■ Work task ■
From the entries that follow, copy every line with the word "true".

Data records for software interfaces:
•••••

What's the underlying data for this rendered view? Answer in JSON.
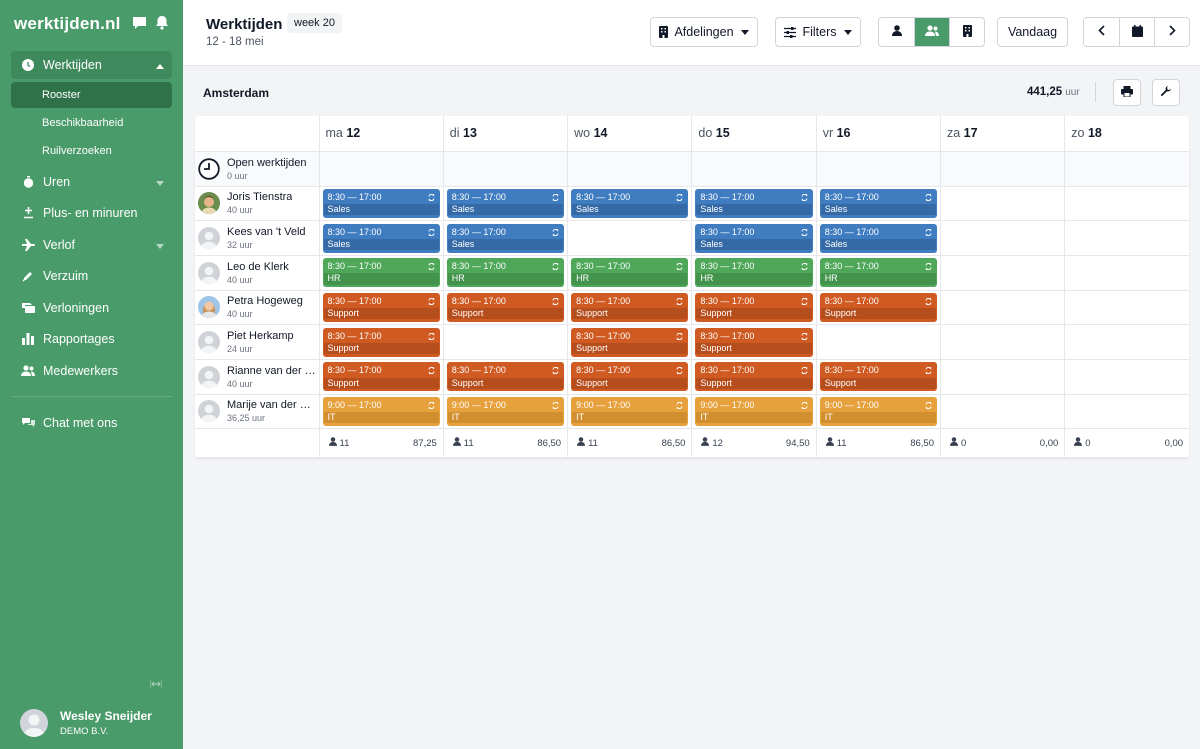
{
  "app": {
    "logo": "werktijden.nl",
    "user": {
      "name": "Wesley Sneijder",
      "company": "DEMO B.V."
    }
  },
  "sidebar": {
    "items": [
      {
        "label": "Werktijden",
        "icon": "clock-icon",
        "active": true,
        "expanded": true
      },
      {
        "label": "Uren",
        "icon": "stopwatch-icon",
        "dropdown": true
      },
      {
        "label": "Plus- en minuren",
        "icon": "plus-minus-icon"
      },
      {
        "label": "Verlof",
        "icon": "plane-icon",
        "dropdown": true
      },
      {
        "label": "Verzuim",
        "icon": "thermometer-icon"
      },
      {
        "label": "Verloningen",
        "icon": "money-icon"
      },
      {
        "label": "Rapportages",
        "icon": "bar-chart-icon"
      },
      {
        "label": "Medewerkers",
        "icon": "users-icon"
      }
    ],
    "sub_items": [
      {
        "label": "Rooster",
        "active": true
      },
      {
        "label": "Beschikbaarheid"
      },
      {
        "label": "Ruilverzoeken"
      }
    ],
    "chat": {
      "label": "Chat met ons",
      "icon": "chat-icon"
    }
  },
  "header": {
    "title": "Werktijden",
    "week": "week 20",
    "range": "12 - 18 mei",
    "departments_label": "Afdelingen",
    "filters_label": "Filters",
    "today_label": "Vandaag"
  },
  "schedule": {
    "location": "Amsterdam",
    "total_hours": "441,25",
    "total_unit": "uur",
    "days": [
      {
        "prefix": "ma",
        "num": "12"
      },
      {
        "prefix": "di",
        "num": "13"
      },
      {
        "prefix": "wo",
        "num": "14"
      },
      {
        "prefix": "do",
        "num": "15"
      },
      {
        "prefix": "vr",
        "num": "16"
      },
      {
        "prefix": "za",
        "num": "17"
      },
      {
        "prefix": "zo",
        "num": "18"
      }
    ],
    "open": {
      "label": "Open werktijden",
      "hours": "0 uur"
    },
    "employees": [
      {
        "name": "Joris Tienstra",
        "hours": "40 uur",
        "avatar": "photo-male",
        "shifts": [
          {
            "time": "8:30 — 17:00",
            "dept": "Sales",
            "color": "sales"
          },
          {
            "time": "8:30 — 17:00",
            "dept": "Sales",
            "color": "sales"
          },
          {
            "time": "8:30 — 17:00",
            "dept": "Sales",
            "color": "sales"
          },
          {
            "time": "8:30 — 17:00",
            "dept": "Sales",
            "color": "sales"
          },
          {
            "time": "8:30 — 17:00",
            "dept": "Sales",
            "color": "sales"
          },
          null,
          null
        ]
      },
      {
        "name": "Kees van 't Veld",
        "hours": "32 uur",
        "avatar": "default",
        "shifts": [
          {
            "time": "8:30 — 17:00",
            "dept": "Sales",
            "color": "sales"
          },
          {
            "time": "8:30 — 17:00",
            "dept": "Sales",
            "color": "sales"
          },
          null,
          {
            "time": "8:30 — 17:00",
            "dept": "Sales",
            "color": "sales"
          },
          {
            "time": "8:30 — 17:00",
            "dept": "Sales",
            "color": "sales"
          },
          null,
          null
        ]
      },
      {
        "name": "Leo de Klerk",
        "hours": "40 uur",
        "avatar": "default",
        "shifts": [
          {
            "time": "8:30 — 17:00",
            "dept": "HR",
            "color": "hr"
          },
          {
            "time": "8:30 — 17:00",
            "dept": "HR",
            "color": "hr"
          },
          {
            "time": "8:30 — 17:00",
            "dept": "HR",
            "color": "hr"
          },
          {
            "time": "8:30 — 17:00",
            "dept": "HR",
            "color": "hr"
          },
          {
            "time": "8:30 — 17:00",
            "dept": "HR",
            "color": "hr"
          },
          null,
          null
        ]
      },
      {
        "name": "Petra Hogeweg",
        "hours": "40 uur",
        "avatar": "photo-female",
        "shifts": [
          {
            "time": "8:30 — 17:00",
            "dept": "Support",
            "color": "support"
          },
          {
            "time": "8:30 — 17:00",
            "dept": "Support",
            "color": "support"
          },
          {
            "time": "8:30 — 17:00",
            "dept": "Support",
            "color": "support"
          },
          {
            "time": "8:30 — 17:00",
            "dept": "Support",
            "color": "support"
          },
          {
            "time": "8:30 — 17:00",
            "dept": "Support",
            "color": "support"
          },
          null,
          null
        ]
      },
      {
        "name": "Piet Herkamp",
        "hours": "24 uur",
        "avatar": "default",
        "shifts": [
          {
            "time": "8:30 — 17:00",
            "dept": "Support",
            "color": "support"
          },
          null,
          {
            "time": "8:30 — 17:00",
            "dept": "Support",
            "color": "support"
          },
          {
            "time": "8:30 — 17:00",
            "dept": "Support",
            "color": "support"
          },
          null,
          null,
          null
        ]
      },
      {
        "name": "Rianne van der H...",
        "hours": "40 uur",
        "avatar": "default",
        "shifts": [
          {
            "time": "8:30 — 17:00",
            "dept": "Support",
            "color": "support"
          },
          {
            "time": "8:30 — 17:00",
            "dept": "Support",
            "color": "support"
          },
          {
            "time": "8:30 — 17:00",
            "dept": "Support",
            "color": "support"
          },
          {
            "time": "8:30 — 17:00",
            "dept": "Support",
            "color": "support"
          },
          {
            "time": "8:30 — 17:00",
            "dept": "Support",
            "color": "support"
          },
          null,
          null
        ]
      },
      {
        "name": "Marije van der Za...",
        "hours": "36,25 uur",
        "avatar": "default",
        "shifts": [
          {
            "time": "9:00 — 17:00",
            "dept": "IT",
            "color": "it"
          },
          {
            "time": "9:00 — 17:00",
            "dept": "IT",
            "color": "it"
          },
          {
            "time": "9:00 — 17:00",
            "dept": "IT",
            "color": "it"
          },
          {
            "time": "9:00 — 17:00",
            "dept": "IT",
            "color": "it"
          },
          {
            "time": "9:00 — 17:00",
            "dept": "IT",
            "color": "it"
          },
          null,
          null
        ]
      }
    ],
    "totals": [
      {
        "count": "11",
        "hours": "87,25"
      },
      {
        "count": "11",
        "hours": "86,50"
      },
      {
        "count": "11",
        "hours": "86,50"
      },
      {
        "count": "12",
        "hours": "94,50"
      },
      {
        "count": "11",
        "hours": "86,50"
      },
      {
        "count": "0",
        "hours": "0,00"
      },
      {
        "count": "0",
        "hours": "0,00"
      }
    ]
  },
  "colors": {
    "sidebar": "#4a9b6a",
    "sales": "#3f7cc0",
    "hr": "#4fa75a",
    "support": "#cf5a22",
    "it": "#e7a13c"
  }
}
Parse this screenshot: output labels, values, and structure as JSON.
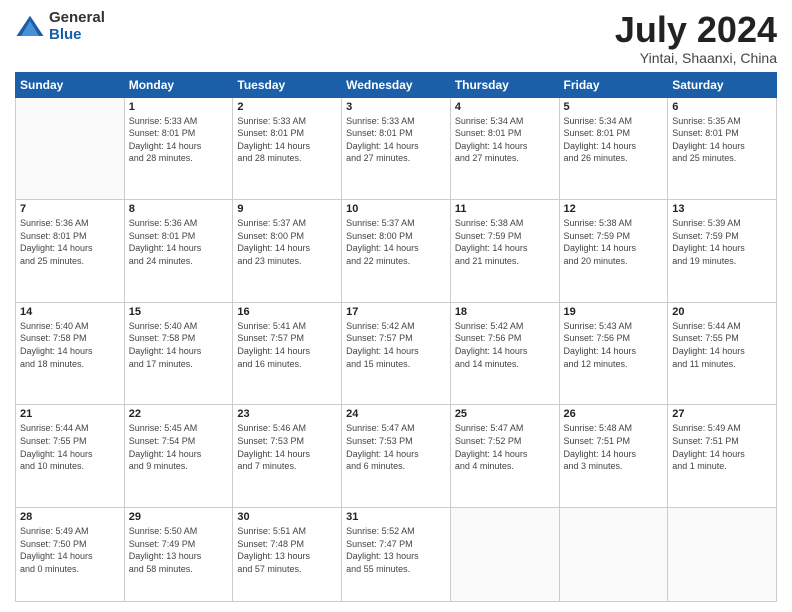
{
  "logo": {
    "general": "General",
    "blue": "Blue"
  },
  "title": "July 2024",
  "location": "Yintai, Shaanxi, China",
  "days_header": [
    "Sunday",
    "Monday",
    "Tuesday",
    "Wednesday",
    "Thursday",
    "Friday",
    "Saturday"
  ],
  "weeks": [
    [
      {
        "day": "",
        "info": ""
      },
      {
        "day": "1",
        "info": "Sunrise: 5:33 AM\nSunset: 8:01 PM\nDaylight: 14 hours\nand 28 minutes."
      },
      {
        "day": "2",
        "info": "Sunrise: 5:33 AM\nSunset: 8:01 PM\nDaylight: 14 hours\nand 28 minutes."
      },
      {
        "day": "3",
        "info": "Sunrise: 5:33 AM\nSunset: 8:01 PM\nDaylight: 14 hours\nand 27 minutes."
      },
      {
        "day": "4",
        "info": "Sunrise: 5:34 AM\nSunset: 8:01 PM\nDaylight: 14 hours\nand 27 minutes."
      },
      {
        "day": "5",
        "info": "Sunrise: 5:34 AM\nSunset: 8:01 PM\nDaylight: 14 hours\nand 26 minutes."
      },
      {
        "day": "6",
        "info": "Sunrise: 5:35 AM\nSunset: 8:01 PM\nDaylight: 14 hours\nand 25 minutes."
      }
    ],
    [
      {
        "day": "7",
        "info": "Sunrise: 5:36 AM\nSunset: 8:01 PM\nDaylight: 14 hours\nand 25 minutes."
      },
      {
        "day": "8",
        "info": "Sunrise: 5:36 AM\nSunset: 8:01 PM\nDaylight: 14 hours\nand 24 minutes."
      },
      {
        "day": "9",
        "info": "Sunrise: 5:37 AM\nSunset: 8:00 PM\nDaylight: 14 hours\nand 23 minutes."
      },
      {
        "day": "10",
        "info": "Sunrise: 5:37 AM\nSunset: 8:00 PM\nDaylight: 14 hours\nand 22 minutes."
      },
      {
        "day": "11",
        "info": "Sunrise: 5:38 AM\nSunset: 7:59 PM\nDaylight: 14 hours\nand 21 minutes."
      },
      {
        "day": "12",
        "info": "Sunrise: 5:38 AM\nSunset: 7:59 PM\nDaylight: 14 hours\nand 20 minutes."
      },
      {
        "day": "13",
        "info": "Sunrise: 5:39 AM\nSunset: 7:59 PM\nDaylight: 14 hours\nand 19 minutes."
      }
    ],
    [
      {
        "day": "14",
        "info": "Sunrise: 5:40 AM\nSunset: 7:58 PM\nDaylight: 14 hours\nand 18 minutes."
      },
      {
        "day": "15",
        "info": "Sunrise: 5:40 AM\nSunset: 7:58 PM\nDaylight: 14 hours\nand 17 minutes."
      },
      {
        "day": "16",
        "info": "Sunrise: 5:41 AM\nSunset: 7:57 PM\nDaylight: 14 hours\nand 16 minutes."
      },
      {
        "day": "17",
        "info": "Sunrise: 5:42 AM\nSunset: 7:57 PM\nDaylight: 14 hours\nand 15 minutes."
      },
      {
        "day": "18",
        "info": "Sunrise: 5:42 AM\nSunset: 7:56 PM\nDaylight: 14 hours\nand 14 minutes."
      },
      {
        "day": "19",
        "info": "Sunrise: 5:43 AM\nSunset: 7:56 PM\nDaylight: 14 hours\nand 12 minutes."
      },
      {
        "day": "20",
        "info": "Sunrise: 5:44 AM\nSunset: 7:55 PM\nDaylight: 14 hours\nand 11 minutes."
      }
    ],
    [
      {
        "day": "21",
        "info": "Sunrise: 5:44 AM\nSunset: 7:55 PM\nDaylight: 14 hours\nand 10 minutes."
      },
      {
        "day": "22",
        "info": "Sunrise: 5:45 AM\nSunset: 7:54 PM\nDaylight: 14 hours\nand 9 minutes."
      },
      {
        "day": "23",
        "info": "Sunrise: 5:46 AM\nSunset: 7:53 PM\nDaylight: 14 hours\nand 7 minutes."
      },
      {
        "day": "24",
        "info": "Sunrise: 5:47 AM\nSunset: 7:53 PM\nDaylight: 14 hours\nand 6 minutes."
      },
      {
        "day": "25",
        "info": "Sunrise: 5:47 AM\nSunset: 7:52 PM\nDaylight: 14 hours\nand 4 minutes."
      },
      {
        "day": "26",
        "info": "Sunrise: 5:48 AM\nSunset: 7:51 PM\nDaylight: 14 hours\nand 3 minutes."
      },
      {
        "day": "27",
        "info": "Sunrise: 5:49 AM\nSunset: 7:51 PM\nDaylight: 14 hours\nand 1 minute."
      }
    ],
    [
      {
        "day": "28",
        "info": "Sunrise: 5:49 AM\nSunset: 7:50 PM\nDaylight: 14 hours\nand 0 minutes."
      },
      {
        "day": "29",
        "info": "Sunrise: 5:50 AM\nSunset: 7:49 PM\nDaylight: 13 hours\nand 58 minutes."
      },
      {
        "day": "30",
        "info": "Sunrise: 5:51 AM\nSunset: 7:48 PM\nDaylight: 13 hours\nand 57 minutes."
      },
      {
        "day": "31",
        "info": "Sunrise: 5:52 AM\nSunset: 7:47 PM\nDaylight: 13 hours\nand 55 minutes."
      },
      {
        "day": "",
        "info": ""
      },
      {
        "day": "",
        "info": ""
      },
      {
        "day": "",
        "info": ""
      }
    ]
  ]
}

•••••

■ Written reply ■
        "active": true,
        "expanded": true
        "dropdown": true
        "dropdown": true
        "active": true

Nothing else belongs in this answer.